Barbados’ ambassador to the United Nations, Elizabeth Liz Thompson, is calling for an immediate change in the way Barbadian agriculture is viewed, suggesting that it is doomed to remain in inertia, unless it is seen as a major industry and not as a last resort for those without job prospects.
Delivering the feature address for the Caribbean Agrotourism Policy Setting Workshop at Raddison Aquatica resort, Ambassador Thompson said: “Those who were forced into agriculture and for whom it became a potent symbol of their poverty, wanted another life for their children.
“Education removed their children from the fields with beasts of burden, created opportunities for clean hands, working in the shade, and the more genteel forms of living which were closed to our forefathers.
“Given this torturous history, who in their right minds would have chosen agriculture as the career of preference for their children?
“Vestiges of this attitude continue to inform Caribbean society – our interest in and view of agriculture and its acceptability as a career for young people in relatively well educated societies, our choice of sectors in which to invest, as a lever for social and economic mobility, the respect and value afforded farmers and for the value and linkages of agriculture to tourism and other important economic sectors.”
She contended that Barbadians must accept agriculture as pivotal to the region’s medium and long-term planning and development.
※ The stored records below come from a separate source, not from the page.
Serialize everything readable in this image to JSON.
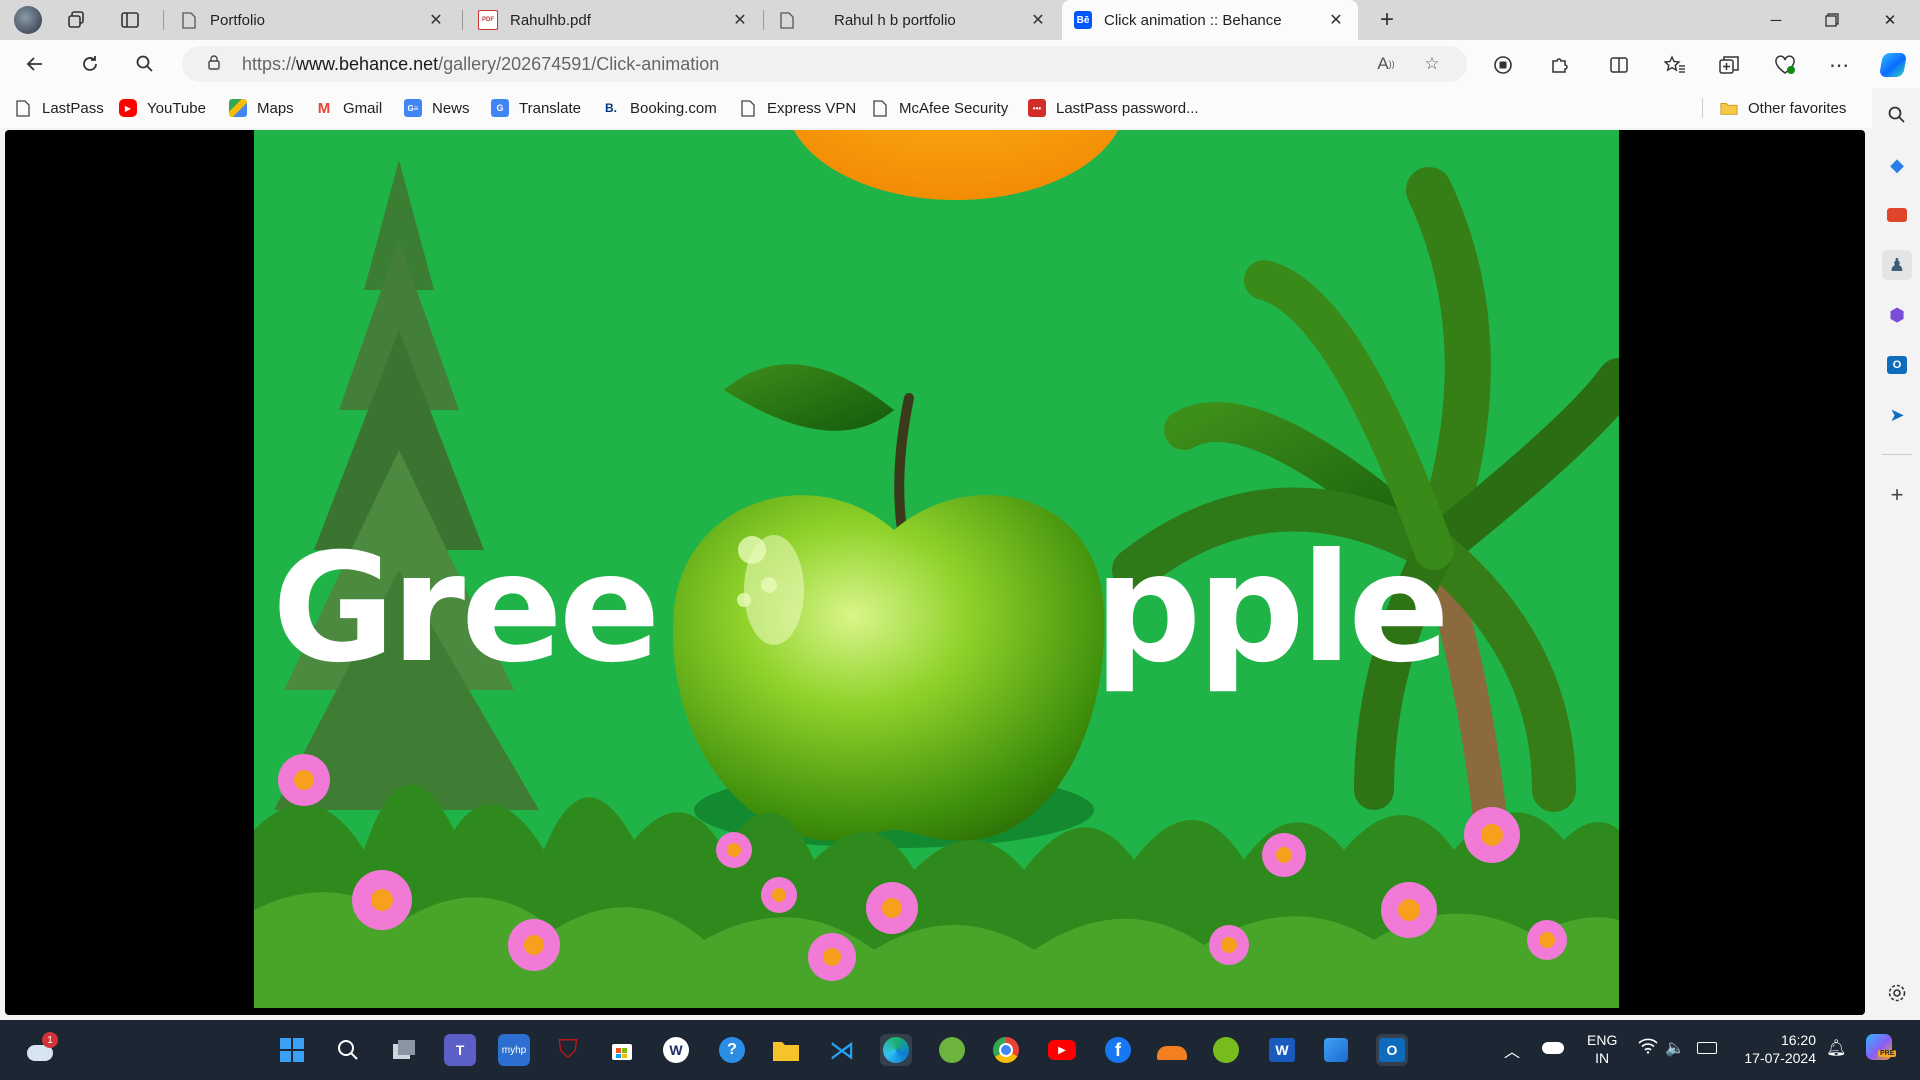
{
  "browser": {
    "tabs": [
      {
        "title": "Portfolio",
        "favicon": "page-icon",
        "active": false
      },
      {
        "title": "Rahulhb.pdf",
        "favicon": "pdf-icon",
        "active": false
      },
      {
        "title": "Rahul h b portfolio",
        "favicon": "page-icon",
        "active": false
      },
      {
        "title": "Click animation :: Behance",
        "favicon": "behance-icon",
        "active": true
      }
    ],
    "behance_favicon_text": "Bē",
    "pdf_favicon_text": "PDF",
    "address": {
      "url_prefix": "https://",
      "url_domain": "www.behance.net",
      "url_path": "/gallery/202674591/Click-animation"
    },
    "bookmarks": [
      {
        "label": "LastPass",
        "icon": "page-icon"
      },
      {
        "label": "YouTube",
        "icon": "youtube-icon"
      },
      {
        "label": "Maps",
        "icon": "maps-icon"
      },
      {
        "label": "Gmail",
        "icon": "gmail-icon"
      },
      {
        "label": "News",
        "icon": "news-icon"
      },
      {
        "label": "Translate",
        "icon": "translate-icon"
      },
      {
        "label": "Booking.com",
        "icon": "booking-icon"
      },
      {
        "label": "Express VPN",
        "icon": "page-icon"
      },
      {
        "label": "McAfee Security",
        "icon": "page-icon"
      },
      {
        "label": "LastPass password...",
        "icon": "lastpass-icon"
      }
    ],
    "other_favorites": "Other favorites"
  },
  "artwork": {
    "headline_left": "Gree",
    "headline_right": "pple",
    "background_color": "#20b347",
    "apple_color": "#6cc21f"
  },
  "taskbar": {
    "weather_badge": "1",
    "language_top": "ENG",
    "language_bottom": "IN",
    "time": "16:20",
    "date": "17-07-2024",
    "store_badge": "PRE"
  },
  "colors": {
    "accent": "#0067c0",
    "taskbar": "#1d2733",
    "tabstrip": "#d8d8d8"
  }
}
She urged “reconciling ourselves to our past and to recognise the potential and role of agriculture in modern Caribbean society and economy”.
The UN envoy recommended that schools expand their agricultural programmes to enable young people to start viewing farming as a viable employment opportunity and not as an afterthought.
She said: “The first policy intervention or approach which I would want to recommend is the expanded teaching of agriculture in schools, at the primary level and in our elite secondary schools.
“This will enhance interest in and understanding of, not merely crops but the gamut of agricultural practice and opportunities.
“As it is, too many people fall into agriculture as a last resort rather than as a deliberate choice.
“This exposure within the school system will not only boost interest and should help to foster a critical mass of people engaged in various aspects of agriculture.
“A precursor to strengthening the regional agrifood sector is strengthening the agricultural sector.”
Thompson, a former cabinet Minister in the 1994-2008 Owen Arthur administration, further argued that Barbados has to move from primary crop production to be competitive.
She continued: “Traditionally, in the Caribbean, we have produced and perpetuated the production of primary agricultural and fisheries products – sugar and cocoa, but not chocolates; fresh caught fish, but not fish fingers, burgers or fish patties; coconuts green and dry, but not coconut flour, a little coconut milk, but not bottled or boxed coconut water.
“We pour a little coconut oil in the centre of our heads for various ailments – well, our grandparents did – or applied it to our skin, but we do not export the exotic skin creams and soaps containing coconut oil that attract high prices.
“Our zaboca/avocados or pears when we cannot eat enough, drop and rot, but are not pressed into oils for food or skin.
“When we have eaten too many mangoes the flies take the rest, but we do not export dried fruit.”